Sunday, September 4, 2011

Bobby Fischer Goes to War

The True Story of How the Soviets Lost the Most Extraordinary Chess Match of All Time

The "Match of the Century" has already been the subject of many books, but this one has benefited by coming out more than 30 years after the event.

Thanks to the ending of the Cold War, the authors had access to sources of information formerly unavailable. They spoke to many of the key people involved (the main exception, of course, being Fischer himself), and have put together this compulsively readable account.

In 1972 the match caught the imagination of people in the West because it was seen as a Cold War battle enacted over a chessboard, with a lone American taking on the seemingly invincible Soviet chess collective.

The authors have a different view: "Far from being a simple ideological confrontation, the championship was played out on many levels, of which the chess itself was only one." Thus their focus is more on what happened away from the board. They begin by describing the two opponents: Fischer the "enfant terrible of chess," and Spassky something of a maverick himself, a patriotic Russian who felt little allegiance to the Soviet Union. He was not a party member, and once raised hackles by asking:

"Did Comrade Lenin suffer from syphilis?"

The authors explain how Fischer was able to dictate the terms of the match in a way that had never happened before. The event almost never took place because he demanded an unprecedented amount of money. British businessman Jim Slater came to the rescue by kicking in an additional $125,000. That got Fischer to Reykjavik, but the barrage of demands continued, some of them quite ridiculous:

The legs of the $1200 custom-built mahogany table should be shortened, the sumptuous chessboard changed, the front rows of seats removed, the camera towers pushed right back to the point where filming would be nigh impracticable, the lighting brighter –- no, less bright, no, brighter than that.

Opposing him was the likeable Spassky, who had never been beaten by Fischer, and who was perhaps more accommodating than he should have been. The cumulative effect of Fischer’s tantrums and ultimatums wore down the champion even before the match began. He also undermined his own efforts by quarrelling with his handlers and insisting on putting together his own team. He did not prepare as hard as he could have, and was surprised by Fischer's use of atypical openings, like the English.
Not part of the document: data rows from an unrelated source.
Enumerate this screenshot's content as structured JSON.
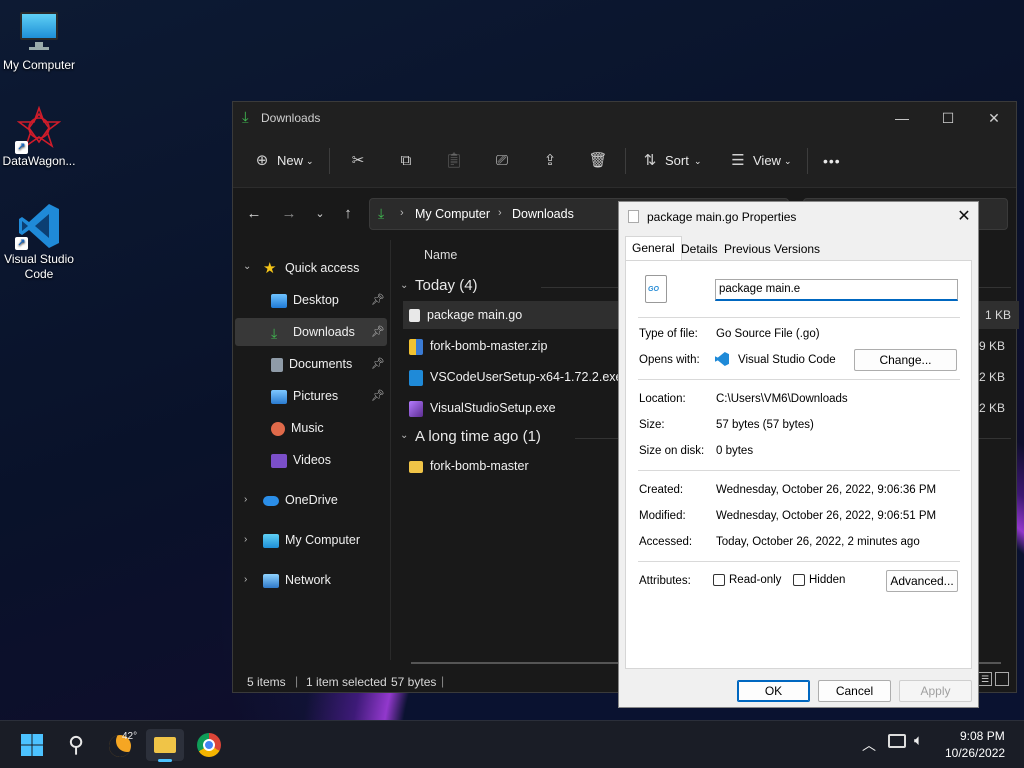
{
  "desktop": {
    "icons": [
      {
        "label": "My Computer"
      },
      {
        "label": "DataWagon..."
      },
      {
        "label": "Visual Studio Code"
      }
    ]
  },
  "explorer": {
    "title": "Downloads",
    "toolbar": {
      "new_label": "New",
      "sort_label": "Sort",
      "view_label": "View",
      "more_label": "•••"
    },
    "breadcrumb": [
      "My Computer",
      "Downloads"
    ],
    "column_name": "Name",
    "sidebar": {
      "quick_access": "Quick access",
      "items": [
        "Desktop",
        "Downloads",
        "Documents",
        "Pictures",
        "Music",
        "Videos"
      ],
      "onedrive": "OneDrive",
      "my_computer": "My Computer",
      "network": "Network"
    },
    "groups": [
      {
        "title": "Today (4)",
        "files": [
          "package main.go",
          "fork-bomb-master.zip",
          "VSCodeUserSetup-x64-1.72.2.exe",
          "VisualStudioSetup.exe"
        ]
      },
      {
        "title": "A long time ago (1)",
        "files": [
          "fork-bomb-master"
        ]
      }
    ],
    "sizes": [
      "1 KB",
      "9 KB",
      "2 KB",
      "2 KB"
    ],
    "status": {
      "items": "5 items",
      "selected": "1 item selected",
      "bytes": "57 bytes"
    }
  },
  "dialog": {
    "title": "package main.go Properties",
    "tabs": [
      "General",
      "Details",
      "Previous Versions"
    ],
    "filename_value": "package main.e",
    "labels": {
      "type": "Type of file:",
      "opens": "Opens with:",
      "location": "Location:",
      "size": "Size:",
      "size_disk": "Size on disk:",
      "created": "Created:",
      "modified": "Modified:",
      "accessed": "Accessed:",
      "attributes": "Attributes:"
    },
    "values": {
      "type": "Go Source File (.go)",
      "opens": "Visual Studio Code",
      "location": "C:\\Users\\VM6\\Downloads",
      "size": "57 bytes (57 bytes)",
      "size_disk": "0 bytes",
      "created": "Wednesday, October 26, 2022, 9:06:36 PM",
      "modified": "Wednesday, October 26, 2022, 9:06:51 PM",
      "accessed": "Today, October 26, 2022, 2 minutes ago"
    },
    "file_icon_text": "GO",
    "change_label": "Change...",
    "readonly_label": "Read-only",
    "hidden_label": "Hidden",
    "advanced_label": "Advanced...",
    "ok_label": "OK",
    "cancel_label": "Cancel",
    "apply_label": "Apply"
  },
  "taskbar": {
    "weather_temp": "42°",
    "time": "9:08 PM",
    "date": "10/26/2022"
  }
}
When Spassky fell behind, the Soviets expressed concern that the Americans were using “non-sporting” means to gain an advantage – telepathy, chemicals, parapsychology, etc. Fischer’s chair was x-rayed, revealing a strange u-shaped tube inside it, which did not show up on a second x-ray. Was it a diabolical device? Or was it planted then removed by the KGB?

"I'm crushing him with brute force. Haaaaaa!"

Fischer is reported to have said this during game 3, which he won -- the first time he had ever beaten Spassky. In the end he won 7 games to Spassky's 3 (one of which Fischer forfeited by not showing up). The rest were draws, though "far from being dull, lazy games, several of these had been desperate, protracted bare-knuckle brawls, exciting if not always pretty."

The final score was 12.5 - 8.5 after 21 games. Fischer earned over $150,000, while Spassky took home $93,750, making him a wealthy man in the USSR.

Fischer never defended his title despite lucrative tournament offers. When he was due to meet Karpov, the winner of the next Candidates tournament, he issued a list of 179 demands. When FIDE refused to meet them all, he resigned his title. Many observers believed he was frightened of the chessboard. After winning the championship, he had nothing left to achieve and descended into "an abyss of unreality."

A few final quotes:

Reykjavik changed chess itself.

Spassky went to Reykjavik to celebrate chess. Fischer went to fight.

There never has been an era in modern chess during which one player
[Fischer] has so overshadowed all others.

A movie based on the book is in development.